WHAT THE TASK ASKS ::
Copy out all the lines in the records that include the word "image".

MATERIAL SHOWN ::
* * *

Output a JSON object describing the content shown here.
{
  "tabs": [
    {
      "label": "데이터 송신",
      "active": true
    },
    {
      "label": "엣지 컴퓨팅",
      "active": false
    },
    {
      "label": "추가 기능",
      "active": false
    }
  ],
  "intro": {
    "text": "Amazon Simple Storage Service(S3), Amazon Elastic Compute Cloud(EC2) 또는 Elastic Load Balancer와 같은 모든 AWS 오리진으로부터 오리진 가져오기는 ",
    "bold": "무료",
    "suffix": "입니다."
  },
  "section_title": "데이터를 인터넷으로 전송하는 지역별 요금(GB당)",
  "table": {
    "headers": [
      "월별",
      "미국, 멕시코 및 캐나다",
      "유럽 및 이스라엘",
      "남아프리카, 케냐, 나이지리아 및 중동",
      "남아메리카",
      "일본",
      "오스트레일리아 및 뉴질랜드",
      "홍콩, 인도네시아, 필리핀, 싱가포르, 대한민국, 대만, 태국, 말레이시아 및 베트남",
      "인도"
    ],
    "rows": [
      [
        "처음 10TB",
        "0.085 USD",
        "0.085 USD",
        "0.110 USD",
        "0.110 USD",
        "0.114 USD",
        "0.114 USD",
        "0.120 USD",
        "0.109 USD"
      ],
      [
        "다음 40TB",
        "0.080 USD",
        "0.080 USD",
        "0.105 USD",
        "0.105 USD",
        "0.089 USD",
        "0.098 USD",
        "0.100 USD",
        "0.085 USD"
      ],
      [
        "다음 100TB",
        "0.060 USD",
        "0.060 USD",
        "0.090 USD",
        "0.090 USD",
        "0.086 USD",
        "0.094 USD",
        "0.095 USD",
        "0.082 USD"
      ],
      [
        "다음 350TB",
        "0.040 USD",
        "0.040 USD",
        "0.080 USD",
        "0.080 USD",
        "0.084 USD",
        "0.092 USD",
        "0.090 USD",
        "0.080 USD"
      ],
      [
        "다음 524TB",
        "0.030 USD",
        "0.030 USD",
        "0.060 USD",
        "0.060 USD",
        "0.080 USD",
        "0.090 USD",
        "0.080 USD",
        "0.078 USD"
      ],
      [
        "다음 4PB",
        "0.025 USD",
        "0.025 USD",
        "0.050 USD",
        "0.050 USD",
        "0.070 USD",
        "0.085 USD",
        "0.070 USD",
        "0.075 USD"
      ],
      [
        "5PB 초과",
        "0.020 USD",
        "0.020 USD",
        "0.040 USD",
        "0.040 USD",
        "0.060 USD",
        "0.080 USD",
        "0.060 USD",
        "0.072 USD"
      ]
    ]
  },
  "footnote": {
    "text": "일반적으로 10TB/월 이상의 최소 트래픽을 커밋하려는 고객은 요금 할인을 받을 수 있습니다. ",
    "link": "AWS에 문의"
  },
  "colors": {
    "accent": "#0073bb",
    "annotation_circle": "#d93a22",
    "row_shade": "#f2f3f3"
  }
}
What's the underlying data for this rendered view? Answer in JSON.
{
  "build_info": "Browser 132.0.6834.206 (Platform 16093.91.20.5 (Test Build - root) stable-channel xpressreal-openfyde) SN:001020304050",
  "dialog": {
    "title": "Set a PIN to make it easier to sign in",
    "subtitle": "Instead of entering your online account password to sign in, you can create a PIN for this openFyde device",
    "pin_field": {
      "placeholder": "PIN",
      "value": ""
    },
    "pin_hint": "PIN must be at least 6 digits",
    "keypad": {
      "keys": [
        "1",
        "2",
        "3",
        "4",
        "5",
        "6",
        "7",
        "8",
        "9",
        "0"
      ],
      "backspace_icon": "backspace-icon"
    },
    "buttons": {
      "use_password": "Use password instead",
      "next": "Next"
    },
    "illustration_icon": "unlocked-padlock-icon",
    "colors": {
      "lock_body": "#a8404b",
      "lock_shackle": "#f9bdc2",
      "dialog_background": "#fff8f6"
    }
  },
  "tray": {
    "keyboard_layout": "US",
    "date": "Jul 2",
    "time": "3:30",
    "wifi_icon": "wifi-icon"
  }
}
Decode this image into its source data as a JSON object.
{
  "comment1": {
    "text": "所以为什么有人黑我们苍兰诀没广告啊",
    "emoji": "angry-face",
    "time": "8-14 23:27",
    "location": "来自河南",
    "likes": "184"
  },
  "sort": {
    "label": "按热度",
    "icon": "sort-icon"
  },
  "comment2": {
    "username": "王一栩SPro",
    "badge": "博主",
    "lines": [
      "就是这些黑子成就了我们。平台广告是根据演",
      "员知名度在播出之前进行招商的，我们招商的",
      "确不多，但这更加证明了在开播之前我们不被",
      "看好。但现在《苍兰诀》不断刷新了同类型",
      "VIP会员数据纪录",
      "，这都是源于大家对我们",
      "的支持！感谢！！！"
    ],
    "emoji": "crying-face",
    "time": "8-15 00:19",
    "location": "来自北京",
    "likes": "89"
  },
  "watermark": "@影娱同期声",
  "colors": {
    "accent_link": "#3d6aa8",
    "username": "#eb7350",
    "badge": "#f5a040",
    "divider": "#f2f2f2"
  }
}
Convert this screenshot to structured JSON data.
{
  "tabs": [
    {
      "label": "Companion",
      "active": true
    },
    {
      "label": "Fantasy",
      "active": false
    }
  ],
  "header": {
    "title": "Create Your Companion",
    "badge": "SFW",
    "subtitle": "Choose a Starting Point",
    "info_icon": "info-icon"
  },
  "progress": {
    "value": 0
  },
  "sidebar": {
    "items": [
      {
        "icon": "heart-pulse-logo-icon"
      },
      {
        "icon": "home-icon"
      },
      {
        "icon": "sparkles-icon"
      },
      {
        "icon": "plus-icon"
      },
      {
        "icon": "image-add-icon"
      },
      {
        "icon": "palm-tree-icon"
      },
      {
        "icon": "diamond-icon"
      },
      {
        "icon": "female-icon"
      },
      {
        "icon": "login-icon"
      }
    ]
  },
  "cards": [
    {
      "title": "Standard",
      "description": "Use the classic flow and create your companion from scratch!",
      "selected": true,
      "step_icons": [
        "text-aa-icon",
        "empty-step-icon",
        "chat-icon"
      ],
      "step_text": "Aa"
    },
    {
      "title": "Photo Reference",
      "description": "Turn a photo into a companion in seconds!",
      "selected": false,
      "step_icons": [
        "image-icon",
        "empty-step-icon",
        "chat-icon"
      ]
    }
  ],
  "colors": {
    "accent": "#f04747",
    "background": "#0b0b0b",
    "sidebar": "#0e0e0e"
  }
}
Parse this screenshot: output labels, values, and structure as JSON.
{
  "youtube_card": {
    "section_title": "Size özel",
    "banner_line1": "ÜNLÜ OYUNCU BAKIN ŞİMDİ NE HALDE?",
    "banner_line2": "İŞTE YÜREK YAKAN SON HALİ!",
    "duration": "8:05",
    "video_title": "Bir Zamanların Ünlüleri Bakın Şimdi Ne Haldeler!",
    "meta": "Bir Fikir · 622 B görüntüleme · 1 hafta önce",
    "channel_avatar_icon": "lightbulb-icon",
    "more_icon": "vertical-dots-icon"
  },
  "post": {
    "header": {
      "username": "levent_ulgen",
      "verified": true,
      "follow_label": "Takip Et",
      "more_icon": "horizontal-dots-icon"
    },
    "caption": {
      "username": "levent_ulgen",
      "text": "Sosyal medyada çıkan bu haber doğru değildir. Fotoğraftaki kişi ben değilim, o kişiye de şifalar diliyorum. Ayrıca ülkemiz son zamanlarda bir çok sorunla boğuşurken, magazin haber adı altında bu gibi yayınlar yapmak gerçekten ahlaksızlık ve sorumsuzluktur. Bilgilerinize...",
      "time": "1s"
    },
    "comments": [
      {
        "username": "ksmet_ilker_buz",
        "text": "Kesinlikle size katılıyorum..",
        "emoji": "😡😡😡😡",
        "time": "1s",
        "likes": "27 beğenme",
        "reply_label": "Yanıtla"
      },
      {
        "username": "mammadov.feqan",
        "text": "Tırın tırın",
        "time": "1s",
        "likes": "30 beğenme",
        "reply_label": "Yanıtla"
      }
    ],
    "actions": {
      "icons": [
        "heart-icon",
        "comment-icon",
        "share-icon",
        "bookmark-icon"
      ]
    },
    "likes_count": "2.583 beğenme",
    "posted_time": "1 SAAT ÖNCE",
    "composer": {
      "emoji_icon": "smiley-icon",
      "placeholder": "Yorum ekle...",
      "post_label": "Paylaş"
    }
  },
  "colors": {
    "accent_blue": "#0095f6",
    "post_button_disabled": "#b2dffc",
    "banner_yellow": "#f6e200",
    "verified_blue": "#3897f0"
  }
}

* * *

OUTPUT FOR THIS TASK ::
Decode this image into its source data as a JSON object.
        "icon": "image-add-icon"
        "image-icon",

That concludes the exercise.